> [Task directions]: For the listing underneath, give the count of lines containing the string "emit" and nothing further.
Top of Record set
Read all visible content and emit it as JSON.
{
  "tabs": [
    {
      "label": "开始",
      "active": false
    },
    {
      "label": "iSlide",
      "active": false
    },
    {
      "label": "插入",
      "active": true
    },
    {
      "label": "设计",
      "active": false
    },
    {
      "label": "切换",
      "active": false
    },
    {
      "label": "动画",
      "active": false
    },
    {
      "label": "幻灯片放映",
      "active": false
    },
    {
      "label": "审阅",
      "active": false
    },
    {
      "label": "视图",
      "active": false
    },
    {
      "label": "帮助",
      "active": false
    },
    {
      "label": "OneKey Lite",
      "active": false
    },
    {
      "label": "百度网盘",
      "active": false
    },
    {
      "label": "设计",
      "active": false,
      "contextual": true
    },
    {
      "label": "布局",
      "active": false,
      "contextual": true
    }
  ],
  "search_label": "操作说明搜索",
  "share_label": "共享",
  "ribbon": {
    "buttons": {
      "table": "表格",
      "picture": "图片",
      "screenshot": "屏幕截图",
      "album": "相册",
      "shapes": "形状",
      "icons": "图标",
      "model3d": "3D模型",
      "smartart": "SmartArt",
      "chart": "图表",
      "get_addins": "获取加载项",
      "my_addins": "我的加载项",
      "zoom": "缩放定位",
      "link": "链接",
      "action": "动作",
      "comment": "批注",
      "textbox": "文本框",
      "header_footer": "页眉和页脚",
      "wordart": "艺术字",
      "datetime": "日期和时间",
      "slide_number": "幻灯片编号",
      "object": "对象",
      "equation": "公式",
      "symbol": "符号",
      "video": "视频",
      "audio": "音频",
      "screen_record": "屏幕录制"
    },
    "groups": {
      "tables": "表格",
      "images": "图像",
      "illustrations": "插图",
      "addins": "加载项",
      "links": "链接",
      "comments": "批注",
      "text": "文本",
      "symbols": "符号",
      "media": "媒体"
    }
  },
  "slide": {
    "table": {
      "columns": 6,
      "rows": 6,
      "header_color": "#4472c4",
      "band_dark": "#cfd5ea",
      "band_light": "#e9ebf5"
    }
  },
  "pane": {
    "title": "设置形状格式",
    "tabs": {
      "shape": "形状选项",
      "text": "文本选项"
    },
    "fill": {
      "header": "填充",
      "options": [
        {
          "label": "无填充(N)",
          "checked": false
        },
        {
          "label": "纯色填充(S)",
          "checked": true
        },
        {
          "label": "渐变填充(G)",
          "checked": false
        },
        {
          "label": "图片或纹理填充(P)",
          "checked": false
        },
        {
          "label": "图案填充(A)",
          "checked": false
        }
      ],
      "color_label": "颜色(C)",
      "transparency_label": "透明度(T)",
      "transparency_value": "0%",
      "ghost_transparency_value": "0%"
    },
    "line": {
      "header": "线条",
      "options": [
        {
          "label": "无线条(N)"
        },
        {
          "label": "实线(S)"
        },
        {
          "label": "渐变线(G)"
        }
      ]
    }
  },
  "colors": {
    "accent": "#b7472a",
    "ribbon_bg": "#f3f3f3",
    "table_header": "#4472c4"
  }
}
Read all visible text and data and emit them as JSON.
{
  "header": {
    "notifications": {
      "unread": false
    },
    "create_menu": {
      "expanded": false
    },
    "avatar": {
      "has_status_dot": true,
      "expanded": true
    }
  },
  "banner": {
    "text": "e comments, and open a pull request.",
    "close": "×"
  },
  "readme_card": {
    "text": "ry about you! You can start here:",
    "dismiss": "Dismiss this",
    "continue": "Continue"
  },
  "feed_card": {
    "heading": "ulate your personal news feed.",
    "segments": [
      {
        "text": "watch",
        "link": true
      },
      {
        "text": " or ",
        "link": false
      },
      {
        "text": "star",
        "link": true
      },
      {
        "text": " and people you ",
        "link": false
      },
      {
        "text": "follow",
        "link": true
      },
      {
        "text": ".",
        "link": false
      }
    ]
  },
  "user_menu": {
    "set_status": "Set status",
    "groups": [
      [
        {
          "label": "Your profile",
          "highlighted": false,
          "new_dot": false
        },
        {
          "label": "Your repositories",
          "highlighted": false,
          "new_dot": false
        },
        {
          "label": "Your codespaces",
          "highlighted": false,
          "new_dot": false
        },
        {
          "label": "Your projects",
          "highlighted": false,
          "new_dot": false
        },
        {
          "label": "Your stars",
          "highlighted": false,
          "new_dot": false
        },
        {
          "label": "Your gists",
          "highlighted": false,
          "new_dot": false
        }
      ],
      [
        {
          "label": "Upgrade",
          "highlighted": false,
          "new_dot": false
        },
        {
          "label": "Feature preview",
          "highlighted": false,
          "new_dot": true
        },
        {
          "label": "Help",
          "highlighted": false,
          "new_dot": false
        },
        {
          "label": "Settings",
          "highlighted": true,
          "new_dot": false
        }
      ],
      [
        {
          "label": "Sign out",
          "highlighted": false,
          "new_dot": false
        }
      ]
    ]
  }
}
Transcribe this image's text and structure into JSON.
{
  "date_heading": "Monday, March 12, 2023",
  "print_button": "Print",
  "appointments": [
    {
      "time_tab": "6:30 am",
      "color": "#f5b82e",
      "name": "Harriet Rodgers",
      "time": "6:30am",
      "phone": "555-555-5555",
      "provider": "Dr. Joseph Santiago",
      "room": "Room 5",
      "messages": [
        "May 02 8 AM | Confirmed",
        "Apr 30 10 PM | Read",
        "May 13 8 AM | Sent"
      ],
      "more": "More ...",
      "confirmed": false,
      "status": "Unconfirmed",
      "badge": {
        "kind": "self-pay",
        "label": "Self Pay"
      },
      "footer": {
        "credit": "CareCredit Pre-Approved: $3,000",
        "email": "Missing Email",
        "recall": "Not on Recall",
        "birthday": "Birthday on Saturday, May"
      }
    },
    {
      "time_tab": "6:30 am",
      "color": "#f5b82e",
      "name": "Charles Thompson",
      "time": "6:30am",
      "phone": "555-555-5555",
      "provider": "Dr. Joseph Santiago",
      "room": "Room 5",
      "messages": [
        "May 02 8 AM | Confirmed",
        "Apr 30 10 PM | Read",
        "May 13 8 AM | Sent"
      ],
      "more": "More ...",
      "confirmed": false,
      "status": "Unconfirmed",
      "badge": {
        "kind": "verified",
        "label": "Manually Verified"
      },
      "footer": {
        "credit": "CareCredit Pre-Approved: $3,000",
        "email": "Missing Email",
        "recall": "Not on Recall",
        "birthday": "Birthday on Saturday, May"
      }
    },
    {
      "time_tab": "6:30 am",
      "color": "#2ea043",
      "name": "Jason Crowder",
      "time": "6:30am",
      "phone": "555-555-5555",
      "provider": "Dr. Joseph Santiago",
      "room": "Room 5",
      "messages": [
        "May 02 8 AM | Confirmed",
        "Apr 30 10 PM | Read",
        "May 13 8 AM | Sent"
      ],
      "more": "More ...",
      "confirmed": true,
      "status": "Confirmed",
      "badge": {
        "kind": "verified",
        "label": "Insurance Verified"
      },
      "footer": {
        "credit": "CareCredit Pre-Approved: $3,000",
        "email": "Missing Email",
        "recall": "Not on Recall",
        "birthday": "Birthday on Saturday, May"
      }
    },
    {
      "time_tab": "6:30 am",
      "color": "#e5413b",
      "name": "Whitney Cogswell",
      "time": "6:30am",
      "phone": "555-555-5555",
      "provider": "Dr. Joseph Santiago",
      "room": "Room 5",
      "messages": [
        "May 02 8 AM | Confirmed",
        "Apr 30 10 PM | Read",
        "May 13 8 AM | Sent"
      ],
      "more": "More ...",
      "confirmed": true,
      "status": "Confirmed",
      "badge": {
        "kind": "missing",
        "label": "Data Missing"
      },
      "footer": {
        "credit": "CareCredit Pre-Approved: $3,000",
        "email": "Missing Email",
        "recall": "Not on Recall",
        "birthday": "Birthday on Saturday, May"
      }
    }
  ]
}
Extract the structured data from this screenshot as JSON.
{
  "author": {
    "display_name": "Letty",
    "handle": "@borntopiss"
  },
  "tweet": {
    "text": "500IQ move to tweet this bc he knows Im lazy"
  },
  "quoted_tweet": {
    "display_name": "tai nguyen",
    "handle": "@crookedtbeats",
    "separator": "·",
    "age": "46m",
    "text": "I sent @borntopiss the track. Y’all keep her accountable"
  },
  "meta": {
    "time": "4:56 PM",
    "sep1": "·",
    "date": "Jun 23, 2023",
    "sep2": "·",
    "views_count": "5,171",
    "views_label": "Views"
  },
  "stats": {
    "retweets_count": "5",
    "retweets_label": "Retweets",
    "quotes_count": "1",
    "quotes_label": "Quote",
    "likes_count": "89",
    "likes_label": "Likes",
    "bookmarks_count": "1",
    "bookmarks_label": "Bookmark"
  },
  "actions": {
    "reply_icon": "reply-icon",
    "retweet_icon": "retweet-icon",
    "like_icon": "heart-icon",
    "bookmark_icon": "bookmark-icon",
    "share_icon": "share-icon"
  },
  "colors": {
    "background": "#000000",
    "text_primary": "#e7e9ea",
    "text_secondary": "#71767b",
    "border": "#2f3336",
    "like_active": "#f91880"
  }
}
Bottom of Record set
> [Answer to this problem]: 2